Rugged Motorola Titanium hitting Sprint on July 24th for $149.99

July 19th at 2:00 AM

Rugged Motorola Titanium hitting Sprint on July 24th for $149.99

It looks like the rumors were correct: Sprint announced on Monday that the rugged Motorola Titanium phone will be available on July 24th for $149.99. The Motorola Titanium runs Android 2.1 (Eclair) and meets Mil-Spec 810G ratings for dust, shock, vibration, low pressure, solar radiation, high temperature and low temperature. The Titanium, which supports push-to-talk, is equipped with a full QWERTY keyboard, a 5-megapixel camera, 802.11b/g/n Wi-Fi, Bluetooth, GPS, a 2GB microSD card and a 1,820mAh battery. Read on for the full press release. More →


Sprint announces the rugged Sanyo Taho

December 10th at 2:22 AM

Sprint announces the rugged Sanyo Taho

Boasting of “the power of Sprint 3G and military-grade toughness,” Sprint announced Thursday the launch of its first sub-$100 submersible handset, the Sanyo Taho. Featuring a ruggedized housing and a non-slip grip, the Taho is an ideal device for a variety of labor industries. Sanyo’s Taho is built to military 810G spec and can withstand dust, shock, vibration, extreme temperatures, blowing rain and even water immersion. It also features a clamshell form factor, a 2-megapixel camera with LED flash and video capture support, GPS, Bluetooth, microSDHC support and more. The Sanyo Taho is available immediately online and in Sprint stores for $99.99 after rebate with a two-year contract. Hit the break for Sprint’s press release. More →


Nokia issues recall for 14 million chargers

November 9th at 8:36 AM

Nokia issues recall for 14 million chargers

electric-shockToday Nokia announced a world-wide recall of three chargers made by BYD, a third party supplier. The models in question are AC-3E and AC-3U manufactured between June 15th and August 9th, 2009 and AC-4U made between April 13th to October 25th, 2009. The reason for the recall is a defect which could cause the “plastic covers of the affected chargers [to] come loose and separate, exposing the charger’s internal components and potentially posing an electric shock hazard if certain internal components are touched while the charger is plugged into a live socket.” Nokia is strongly encouraging those who believe they have a defective charger to visit and enter in some information on their chargers label to confirm whether or not their equipment is part of the recall. So far Nokia is not aware of any injuries or property damage as a result of the affected chargers, but just to give you a general idea of how large of a recall this is, Reuters is reporting that 14 million units are affected.

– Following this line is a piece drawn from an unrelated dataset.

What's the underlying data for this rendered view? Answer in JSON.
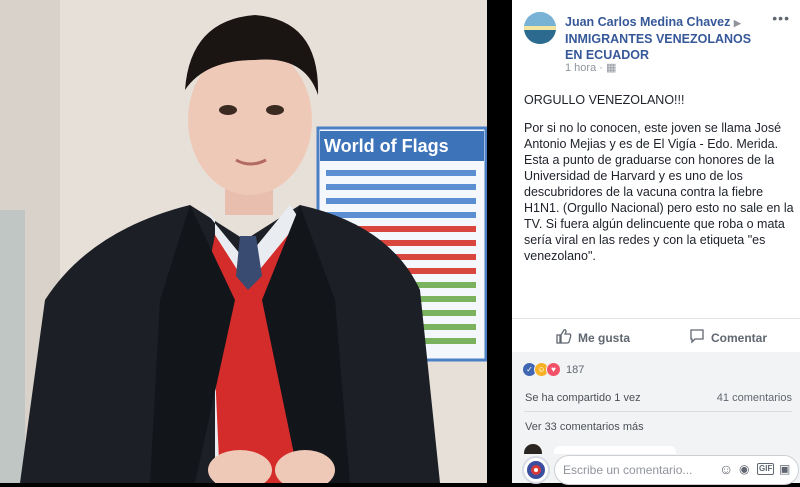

More →


Users find Apple's iPhone and iPod shocking, literally

May 20th at 1:33 PM

Users find Apple's iPhone and iPod shocking, literally

No, seriously. Apple just put up a new support page in response to claims from many users regarding electrical shocks received from Apple’s iPhone and iPod earbuds. The shocks are described as “small and quick”, but clearly the issue is serious enough to warrant an official response from Apple. The aforementioned support page, found below on the read link, describes the situation as follows:

When using headphones in areas where the air is very dry, it is easy to build up static electricity and possible for your ear to receive a small electrostatic discharge from the headphones. Receiving a static shock from a pair of earbuds does not necessarily indicate an issue with the iPod, iPhone, or earbuds.

This condition is very similar to dragging your feet across a carpet and receiving a static shock by touching a door knob. However, instead of the static charge building up on your body, the charge builds up on the device that the earbuds are connected to. Likewise, instead of the static buildup discharging through your finger when you touch a door knob, it discharges through the earbuds.

Apple goes on to claim this is an issue that affects equipment from other manufacturers as well and then recommends a few solutions, such as using anti-static hand lotion or wearing “clothes with natural fibers since synthetic fibers are more likely to hold a static charge.” Umm, Apple wants people to change their wardrobes because its headphones are shocking ear canals? Yeah, so we’re going to go ahead and stick to third-party headsets from here on out. Kthx.

Thanks, Tyrone!

[Via Cnet]